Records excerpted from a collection
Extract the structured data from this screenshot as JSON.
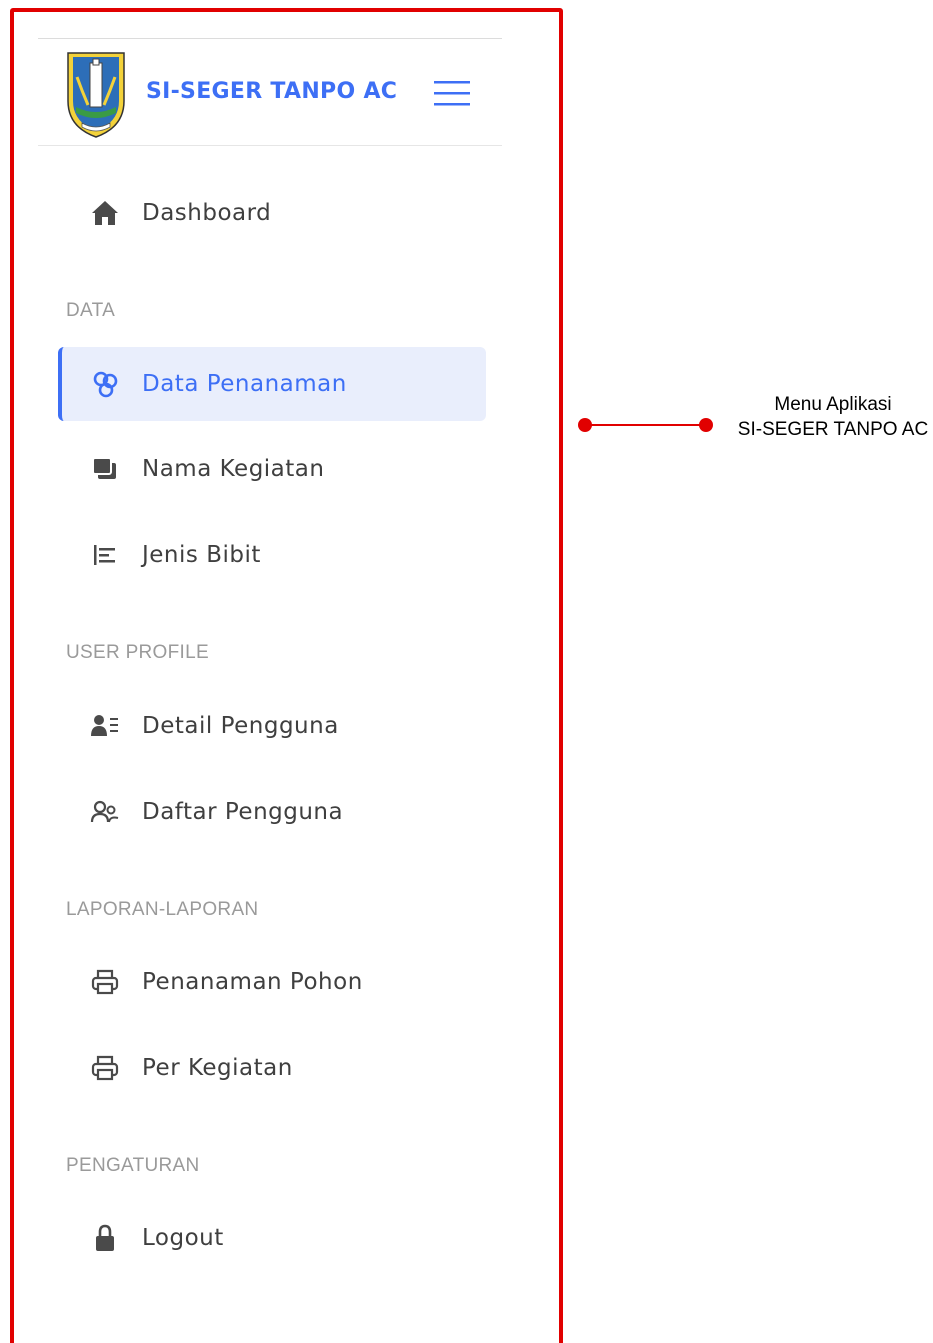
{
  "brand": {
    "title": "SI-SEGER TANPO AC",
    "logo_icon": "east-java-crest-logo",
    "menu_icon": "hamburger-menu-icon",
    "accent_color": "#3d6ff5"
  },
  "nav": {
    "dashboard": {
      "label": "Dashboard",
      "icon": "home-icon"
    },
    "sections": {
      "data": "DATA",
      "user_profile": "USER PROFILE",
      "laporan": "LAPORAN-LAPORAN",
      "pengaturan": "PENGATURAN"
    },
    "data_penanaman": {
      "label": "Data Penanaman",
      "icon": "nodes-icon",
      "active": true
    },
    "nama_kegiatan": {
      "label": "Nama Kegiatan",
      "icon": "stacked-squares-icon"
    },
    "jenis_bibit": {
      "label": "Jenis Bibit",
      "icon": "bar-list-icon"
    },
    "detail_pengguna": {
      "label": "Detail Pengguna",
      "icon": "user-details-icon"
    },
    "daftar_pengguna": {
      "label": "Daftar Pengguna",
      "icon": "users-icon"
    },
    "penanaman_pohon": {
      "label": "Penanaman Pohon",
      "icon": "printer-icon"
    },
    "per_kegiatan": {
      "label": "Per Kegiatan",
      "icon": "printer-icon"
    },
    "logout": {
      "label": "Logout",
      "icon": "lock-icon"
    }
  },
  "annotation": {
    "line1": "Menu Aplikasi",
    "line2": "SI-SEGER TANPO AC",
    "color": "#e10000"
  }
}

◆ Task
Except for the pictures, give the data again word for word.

◆ Your response
Extract the structured data from this screenshot as JSON.
{
  "brand": {
    "title": "SI-SEGER TANPO AC",
    "logo_icon": "east-java-crest-logo",
    "menu_icon": "hamburger-menu-icon",
    "accent_color": "#3d6ff5"
  },
  "nav": {
    "dashboard": {
      "label": "Dashboard",
      "icon": "home-icon"
    },
    "sections": {
      "data": "DATA",
      "user_profile": "USER PROFILE",
      "laporan": "LAPORAN-LAPORAN",
      "pengaturan": "PENGATURAN"
    },
    "data_penanaman": {
      "label": "Data Penanaman",
      "icon": "nodes-icon",
      "active": true
    },
    "nama_kegiatan": {
      "label": "Nama Kegiatan",
      "icon": "stacked-squares-icon"
    },
    "jenis_bibit": {
      "label": "Jenis Bibit",
      "icon": "bar-list-icon"
    },
    "detail_pengguna": {
      "label": "Detail Pengguna",
      "icon": "user-details-icon"
    },
    "daftar_pengguna": {
      "label": "Daftar Pengguna",
      "icon": "users-icon"
    },
    "penanaman_pohon": {
      "label": "Penanaman Pohon",
      "icon": "printer-icon"
    },
    "per_kegiatan": {
      "label": "Per Kegiatan",
      "icon": "printer-icon"
    },
    "logout": {
      "label": "Logout",
      "icon": "lock-icon"
    }
  },
  "annotation": {
    "line1": "Menu Aplikasi",
    "line2": "SI-SEGER TANPO AC",
    "color": "#e10000"
  }
}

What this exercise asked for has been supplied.